Google has decided to throw down hard for Net Neutrality. Good for them, and good for us that someone is looking out for the interests of the Internet as a whole.
As you might imagine, the concept of Net Neutrality is rather important to people like myself, who rely on the capricious whims of the TeleCom giants to ensure that you, my lovely internet friends, can get your daily dose of Transbuddha. There is no indication that the upcoming Senate TeleCom bill will provide protections to keep the industry from creating a tiered system wherein favored (read as ‘paid for’ content is delivered with priority over the content from say, me. Groups like AT&T, Comcast, and Time Warner have publicly stated that they have no intention to do so, but don’t like to point out that the whole hubbub over this is due to internal memos from the companies indicating that they were very much looking at the possibility as a way to (in their words) recoup the cost of laying all that high speed pipe out there.

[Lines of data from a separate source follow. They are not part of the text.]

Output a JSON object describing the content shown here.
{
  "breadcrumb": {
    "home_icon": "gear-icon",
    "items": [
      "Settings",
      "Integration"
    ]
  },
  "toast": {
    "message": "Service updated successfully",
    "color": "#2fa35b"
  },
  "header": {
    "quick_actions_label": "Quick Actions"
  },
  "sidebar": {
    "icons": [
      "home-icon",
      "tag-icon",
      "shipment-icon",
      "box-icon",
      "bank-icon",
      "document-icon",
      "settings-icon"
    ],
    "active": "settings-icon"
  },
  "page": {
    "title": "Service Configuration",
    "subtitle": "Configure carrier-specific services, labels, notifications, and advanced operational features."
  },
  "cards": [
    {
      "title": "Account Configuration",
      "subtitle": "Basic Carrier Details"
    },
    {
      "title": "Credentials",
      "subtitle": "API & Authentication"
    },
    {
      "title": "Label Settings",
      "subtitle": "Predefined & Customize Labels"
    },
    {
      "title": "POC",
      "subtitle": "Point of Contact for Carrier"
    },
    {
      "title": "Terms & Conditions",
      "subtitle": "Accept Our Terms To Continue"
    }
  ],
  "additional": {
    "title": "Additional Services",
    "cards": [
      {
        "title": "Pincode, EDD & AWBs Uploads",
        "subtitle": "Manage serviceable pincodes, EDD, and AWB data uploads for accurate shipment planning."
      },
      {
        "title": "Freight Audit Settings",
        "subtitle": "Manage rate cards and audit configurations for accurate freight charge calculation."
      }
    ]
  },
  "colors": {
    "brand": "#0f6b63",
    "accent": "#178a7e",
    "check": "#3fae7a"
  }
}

Let’s ignore for a moment the fact that the US is now ranked 13th (from 4th) globally in high-speed Internet usage, or that our high speed access is considered the slowest and least reliable in the world. Instead, we’ll look at the one argument that gets thrown up to defend such a practice: They paid for the lines, they can do what they want with them. In reality, you and I pay for those lines. Our unfettered access to content is paid for both by cable, dial-up, and DSL bills, as well as by content providers who pay for their servers and bandwidth. At least, that’s what my monthly bills tell me. The idea that our lackluster Internet access could be fettered even further by such a plain and simple money grab is monstrously wrong by any standard.
So while I am normally loathe to use this site as a soapbox, I can think of no other issue so capable of driving me insane with the pure injustice of it all as the death of network neutrality. As such, I can only urge you to take 5 minutes of your day and fire off a missive to your Senator to voice your opposition to yet another bloated, gift-wrapped money box for the Telecommunications industry which will do nothing more than erode and stymie our access to the world’s most important communication tool, as well as further denigrate our ability to globally compete in this technology.